Due to popular demand, SUB URBANISMS: Casino Urbanization, Chinatowns, and the Contested American Landscape has been extended through March 27!
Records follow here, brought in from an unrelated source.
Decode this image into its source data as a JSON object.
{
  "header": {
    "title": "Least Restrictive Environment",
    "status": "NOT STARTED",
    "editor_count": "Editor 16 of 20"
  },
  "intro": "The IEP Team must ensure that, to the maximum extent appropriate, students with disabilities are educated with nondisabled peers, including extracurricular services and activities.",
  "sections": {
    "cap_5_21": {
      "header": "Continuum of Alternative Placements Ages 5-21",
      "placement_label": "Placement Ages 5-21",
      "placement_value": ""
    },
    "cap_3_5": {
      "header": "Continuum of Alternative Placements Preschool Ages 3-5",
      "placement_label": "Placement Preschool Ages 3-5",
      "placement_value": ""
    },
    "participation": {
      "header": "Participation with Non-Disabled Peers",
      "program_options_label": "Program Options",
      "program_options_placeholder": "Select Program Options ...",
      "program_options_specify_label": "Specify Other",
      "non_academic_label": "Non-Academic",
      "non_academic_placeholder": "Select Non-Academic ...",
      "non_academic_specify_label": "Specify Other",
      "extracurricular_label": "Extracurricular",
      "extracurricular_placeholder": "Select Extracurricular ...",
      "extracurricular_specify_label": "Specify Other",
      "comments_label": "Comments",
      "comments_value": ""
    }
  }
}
An award-winning anthropological case study by designer Stephen Fan, SUB URBANISMS explores the controversial conversion of suburban single-family homes into multi-family communities by immigrant Chinese casino workers in Connecticut. Addressing the norms, cultural values, and public policies that determine how most Americans live, the exhibition juxtaposes immigrant cultural beliefs and pragmatism with suburban American social, aesthetic, and financial codes. With a regional focus and global reach, it also provides insight into the long-term effects of 9/11 on the New York Chinatown service industry as a significant factor behind the influx of Chinese labor seeking employment at the region's casinos, and the formation of this satellite suburban Chinatown. With creative implications for the future of housing design and habitation in response to cultural, social, and ecological challenges, SUB URBANISMS offers a powerful inquiry into the ways in which culture shapes our lives and homes.
Stephen Fan is an adjunct professor in the Art History and Architectural Studies Department at Connecticut College. Working at the intersections of art, architecture, history, design, and planning, he has built projects on four continents, and worked at accomplished architectural firms in the U.S. and Japan, constructed low-cost housing in Bolivia and Kenya, and served as a Community Service Fellow at the Boston Redevelopment Authority. More recently, he collaborated with local citizens on a design/build project and grassroots planning strategy for a Japanese community devastated by the 2011 Tohoku earthquake and tsunami. Fan holds a Master in Architecture from the Harvard Graduate School of Design, and a Bachelor of Arts in History of Art and Architecture and Visual and Environmental Studies from Harvard College. He grew up in Southeastern Connecticut.